Holocaust Survivor To Speak At Limestone On November 2

Wednesday, October 26, 2016 - 1:45pm
Holocaust Survivor

Holocaust survivor Inge Auerbacher will be speaking at Limestone College on Wednesday, Nov. 2, at 8 p.m. in Fullerton Auditorium.

Admission is free and the public is invited to attend.

Auerbacher was born in Germany and spent three years, between the ages of 7 and 10 years old, in the Terezin (Theresienstadt) concentration camp in Czechoslovakia, where about 1 percent of the 15,000 children there survived.

She tells her life story in three books she has authored:  “I am a Star - Child of the Holocaust,” “Beyond The Yellow Star to America,” and “Finding Dr. Schatz - The Discovery of Streptomycin And A Life It Saved.”

Auerbacher has also reached out to the African-American community by writing about her friends, Mary and Martha DeSaussure, who were pioneering track stars, in her third book, “Running Against the Wind.”

Terezin was selected by the Nazis as a transit camp before inmates were to be deported to killing centers. It consisted of large brick barracks, underground cells, and broken down houses. It was sealed off from the outside world by high walls, wooden fences, and barbed wire. Auerbacher’s life in Terezin was a nightmare. Death, fear, and hunger were her constant companions. She saw most of her friends sent to the gas chamber. She contracted serious illnesses and spent months in the so-called hospital at the transit camp.

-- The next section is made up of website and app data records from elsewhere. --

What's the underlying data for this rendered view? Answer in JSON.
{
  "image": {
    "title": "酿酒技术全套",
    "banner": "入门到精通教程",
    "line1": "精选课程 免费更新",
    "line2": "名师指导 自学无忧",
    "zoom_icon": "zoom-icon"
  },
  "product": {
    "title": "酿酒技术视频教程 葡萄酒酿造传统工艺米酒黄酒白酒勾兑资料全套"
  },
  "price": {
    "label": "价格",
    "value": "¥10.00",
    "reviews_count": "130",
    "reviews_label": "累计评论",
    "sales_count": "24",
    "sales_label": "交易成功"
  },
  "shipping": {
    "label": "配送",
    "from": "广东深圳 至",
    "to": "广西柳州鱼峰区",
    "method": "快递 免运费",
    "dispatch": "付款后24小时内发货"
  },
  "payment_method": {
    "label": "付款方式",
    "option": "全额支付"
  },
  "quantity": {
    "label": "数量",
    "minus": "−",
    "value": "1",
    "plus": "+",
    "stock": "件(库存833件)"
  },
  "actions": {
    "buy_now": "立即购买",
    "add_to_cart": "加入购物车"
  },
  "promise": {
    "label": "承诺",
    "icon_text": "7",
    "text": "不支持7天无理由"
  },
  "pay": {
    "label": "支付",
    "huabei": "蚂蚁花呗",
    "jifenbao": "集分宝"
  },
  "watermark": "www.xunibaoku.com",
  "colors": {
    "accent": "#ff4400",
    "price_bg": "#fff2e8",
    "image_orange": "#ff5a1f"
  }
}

Between 1941 and 1945, a total of 140,000 people were shipped to Terezin, with 88,000 sent primarily to the gas chambers in Auschwitz, and 35,000 died of malnutrition and disease in Terezin.

After three long years, liberation came by the Soviet Army on May 8, 1945, when Auerbacher was 10 years old.

Miraculously, she and both her parents survived. They learned that at least 13 close relatives were slaughtered by the Nazis as well as many more from her extended family.

Auerbacher and her parents immigrated to America in May of 1946. She was stricken with a deadly disease caused by years of malnutrition in the concentration camp. She was hospitalized for two years, and fought a valiant battle for many years to regain her strength. Although she had lost many years of schooling, she graduated with honors from Bushwick High School in Brooklyn in 1953. She completed a college degree (BS in Chemistry) in 1958, and continued with post-graduate work in Biochemistry. Auerbacher worked for over 38 years as a chemist in research and clinical work.

“We must speak out against evil and injustice,” Auerbacher said in one of her books. “Let us build bridges of understanding and love to join mankind in every land. My hope, my wish, and prayer is for every child to grow up in peace without hunger and prejudice.”